Kwikset v Superior Court (Real Party in Interest: James Benson) California Supreme Court – January 27, 2011
The California Supreme Court recently clarified the “standing” requirement (“standing” means eligibility to sue) that California’s Proposition 64 created for private plaintiffs seeking to sue under California’s Unfair Competition Law (Business & Professions Code sections 17200 et seq.), and False Advertising Law (Business & Professions Code sections 17500 et seq).
In 2004, California voters passed Proposition 64, which changed private party standing from “…any person acting for the interests of itself, its members or the general public,” to any “…person who has suffered injury in fact and has lost money or property” (emphasis added) as a result of the unfair competition. Proposition 64 was passed as a result of public outrage over questionable lawsuits filed by lawyers whose clients had not been harmed by any unfair competition or false advertising. The Court characterized some of the more notorious, pre-Proposition 64 actions as “shakedown lawsuits.”
In Kwikset v. Superior Court, the plaintiff, James Benson, sued defendant Kwikset Corporation for falsely labeling its locksets “Made in U.S.A,” when some components were allegedly made in Taiwan, and some assembly had been performed in Mexico. The plaintiff brought three causes of action under the Unfair Competition Law (UCL) for unfair competition, and one cause of action under the False Advertising Law (FAL) for false advertising. The plaintiff sued for only injunctive relief, and alleged that the Kwikset had misrepresented the place of origin of its locksets. The product labels for the locksets allegedly induced plaintiff to purchase the locksets due to the false representation that they were “Made in U.S.A.” Plaintiff alleged that he would not have purchased the locksets if they had not been misrepresented.

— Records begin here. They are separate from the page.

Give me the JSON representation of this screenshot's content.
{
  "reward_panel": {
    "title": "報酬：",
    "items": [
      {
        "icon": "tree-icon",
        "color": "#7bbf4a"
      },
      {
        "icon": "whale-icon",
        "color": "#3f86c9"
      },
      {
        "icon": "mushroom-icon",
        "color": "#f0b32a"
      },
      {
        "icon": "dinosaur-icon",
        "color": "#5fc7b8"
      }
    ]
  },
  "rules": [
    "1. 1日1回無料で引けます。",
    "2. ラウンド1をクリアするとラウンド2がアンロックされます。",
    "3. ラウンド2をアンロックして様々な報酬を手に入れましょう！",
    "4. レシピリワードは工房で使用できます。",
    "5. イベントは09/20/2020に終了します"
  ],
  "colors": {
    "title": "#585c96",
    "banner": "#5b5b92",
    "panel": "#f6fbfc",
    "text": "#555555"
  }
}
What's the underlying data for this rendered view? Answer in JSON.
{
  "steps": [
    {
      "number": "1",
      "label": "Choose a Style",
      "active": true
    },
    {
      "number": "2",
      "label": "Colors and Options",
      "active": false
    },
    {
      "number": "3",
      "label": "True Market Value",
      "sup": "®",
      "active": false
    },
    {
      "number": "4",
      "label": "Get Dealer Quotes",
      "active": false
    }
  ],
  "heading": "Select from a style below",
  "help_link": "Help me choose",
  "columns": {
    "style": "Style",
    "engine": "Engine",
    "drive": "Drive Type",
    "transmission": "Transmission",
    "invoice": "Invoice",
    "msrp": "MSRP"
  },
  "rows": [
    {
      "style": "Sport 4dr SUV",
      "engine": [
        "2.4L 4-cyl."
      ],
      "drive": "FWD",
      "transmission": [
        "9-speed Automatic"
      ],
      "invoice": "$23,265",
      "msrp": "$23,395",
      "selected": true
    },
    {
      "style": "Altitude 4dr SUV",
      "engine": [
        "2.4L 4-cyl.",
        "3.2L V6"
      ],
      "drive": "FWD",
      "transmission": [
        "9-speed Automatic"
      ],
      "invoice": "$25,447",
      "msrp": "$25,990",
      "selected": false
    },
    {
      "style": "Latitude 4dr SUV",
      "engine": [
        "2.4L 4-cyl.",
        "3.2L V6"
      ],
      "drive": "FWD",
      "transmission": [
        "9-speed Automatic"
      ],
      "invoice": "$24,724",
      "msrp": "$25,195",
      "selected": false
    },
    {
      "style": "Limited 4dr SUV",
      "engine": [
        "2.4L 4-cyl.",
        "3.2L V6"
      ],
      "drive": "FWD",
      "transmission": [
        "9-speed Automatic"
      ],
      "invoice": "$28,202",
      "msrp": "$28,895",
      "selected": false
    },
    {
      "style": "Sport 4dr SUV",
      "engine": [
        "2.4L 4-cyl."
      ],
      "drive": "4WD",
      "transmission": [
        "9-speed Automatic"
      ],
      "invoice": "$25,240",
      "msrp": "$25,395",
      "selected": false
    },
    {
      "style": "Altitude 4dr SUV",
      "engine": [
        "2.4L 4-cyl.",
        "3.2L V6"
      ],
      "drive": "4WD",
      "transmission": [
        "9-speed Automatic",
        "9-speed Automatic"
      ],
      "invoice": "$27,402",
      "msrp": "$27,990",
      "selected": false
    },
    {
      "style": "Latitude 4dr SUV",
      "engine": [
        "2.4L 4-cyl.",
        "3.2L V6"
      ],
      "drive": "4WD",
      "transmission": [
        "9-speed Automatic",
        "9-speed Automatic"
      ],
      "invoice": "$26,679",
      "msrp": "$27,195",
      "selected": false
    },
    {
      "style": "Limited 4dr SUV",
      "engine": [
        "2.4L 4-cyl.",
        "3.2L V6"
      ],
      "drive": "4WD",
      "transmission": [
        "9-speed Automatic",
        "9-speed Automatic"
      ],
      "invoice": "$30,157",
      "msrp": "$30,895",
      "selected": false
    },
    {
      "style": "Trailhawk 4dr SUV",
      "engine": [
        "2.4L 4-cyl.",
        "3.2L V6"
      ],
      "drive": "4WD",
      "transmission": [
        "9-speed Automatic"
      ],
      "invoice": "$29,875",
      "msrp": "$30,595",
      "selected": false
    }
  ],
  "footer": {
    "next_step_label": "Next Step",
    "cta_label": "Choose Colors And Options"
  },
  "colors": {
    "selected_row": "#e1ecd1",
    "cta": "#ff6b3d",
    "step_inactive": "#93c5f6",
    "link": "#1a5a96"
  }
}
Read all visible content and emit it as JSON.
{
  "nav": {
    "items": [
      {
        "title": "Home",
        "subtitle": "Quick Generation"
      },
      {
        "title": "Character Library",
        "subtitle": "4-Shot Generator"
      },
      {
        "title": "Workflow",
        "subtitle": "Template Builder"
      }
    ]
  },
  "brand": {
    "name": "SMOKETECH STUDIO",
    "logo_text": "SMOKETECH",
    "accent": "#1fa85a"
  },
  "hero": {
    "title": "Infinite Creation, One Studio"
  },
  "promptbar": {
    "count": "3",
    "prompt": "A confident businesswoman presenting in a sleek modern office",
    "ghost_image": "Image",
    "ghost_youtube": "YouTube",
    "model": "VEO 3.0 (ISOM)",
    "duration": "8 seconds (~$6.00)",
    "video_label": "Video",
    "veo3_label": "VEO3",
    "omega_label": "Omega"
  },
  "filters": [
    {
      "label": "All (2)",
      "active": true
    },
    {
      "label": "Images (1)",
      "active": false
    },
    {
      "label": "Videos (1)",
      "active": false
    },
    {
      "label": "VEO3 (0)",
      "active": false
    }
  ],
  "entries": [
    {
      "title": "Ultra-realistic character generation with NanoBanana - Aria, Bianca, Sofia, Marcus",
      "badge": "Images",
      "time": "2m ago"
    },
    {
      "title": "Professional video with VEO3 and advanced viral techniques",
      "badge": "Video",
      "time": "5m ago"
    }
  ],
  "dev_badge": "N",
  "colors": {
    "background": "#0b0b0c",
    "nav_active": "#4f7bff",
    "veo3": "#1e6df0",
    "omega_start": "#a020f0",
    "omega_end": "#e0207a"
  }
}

The California Court of Appeal held that the plaintiff lacked standing to sue under the UCL or FAL because he had not suffered “injury in fact” as required by Proposition 64. The California Supreme Court reversed the Court of Appeal and held that the plaintiff did have standing to sue under the UCL and FAL because he had suffered injury in fact and economic loss as a result of Kwikset’s misrepresentation.
Proposition 64 declared: “It is the intent of the California voters in enacting this act to prohibit private attorneys from filing lawsuits for unfair competition where they have no client who has been injured in fact under the standing requirements of the United States Constitution.” The California Supreme Court thus examined U.S. federal law interpreting the term “injury in fact.’ That term has been defined by the U.S. Supreme Court as “an invasion of a legally protected interest which is (a) concrete and particularized; and (b) actual or imminent, not “conjectural” or “hypothetical.”
The California Supreme Court noted that the standard for standing under California’s Proposition 64 is narrower than the federal, “injury in fact,” standard. Proposition 64 allows standing only if the plaintiff has suffered economic injury, which is but one subset of the broader category of “injury in fact.” The Court then considered whether the plaintiff had suffered economic injury.
As a threshold matter, the Court observed that “the quantum of lost money or property” to establish standing is only so much as necessary to constitute “injury in fact.” For standing purposes, that is a low burden. To emphasize how low, the Court quoted U.S. Supreme Court Justice, Samuel Alito: “injury-in-fact is not Mount Everest.” Put another way, the “injury in fact” test is met, for standing purposes, by some specific, identifiable “trifle of injury.”
Applying these principles, the Court concluded that the plaintiff in Kwikset had pleaded an economic injury sufficient to establish his standing to sue under the UCL and FAL. The Court observed that, to some consumers, it mattered whether a product was in fact “Made in U.S.A.,” just as to some consumers it matters whether wine was grown in a particular region, whether diamond rings came from a country without human rights violations, whether grapes were picked by union labor, and whether food was kosher.
As to whether a false label could actually cause economic injury, the Court concluded:
For each consumer who relies on the truth and accuracy of a label and is deceived by misrepresentations into making a purchase, the economic harm is the same: the consumer has purchased a product that he or she paid more for than he or she otherwise might have been willing to pay if the product had been labeled accurately.
For example, a consumer who unknowingly buys a fake Rolex watch has been economically injured, even if the fake Rolex keeps perfect time. The Court reasoned that the increment of economic injury is the “extra money paid” for the misrepresented product.
The first and most obvious lesson of Kwikset is that manufacturers and all parties in the distribution chain must take care in ensuring the accuracy of the labels placed on their products and the representations that they make regarding their services. Time will tell, but Kwikset may well have opened the door to an increase in consumer actions under California’s Unfair Competition and False Advertising laws.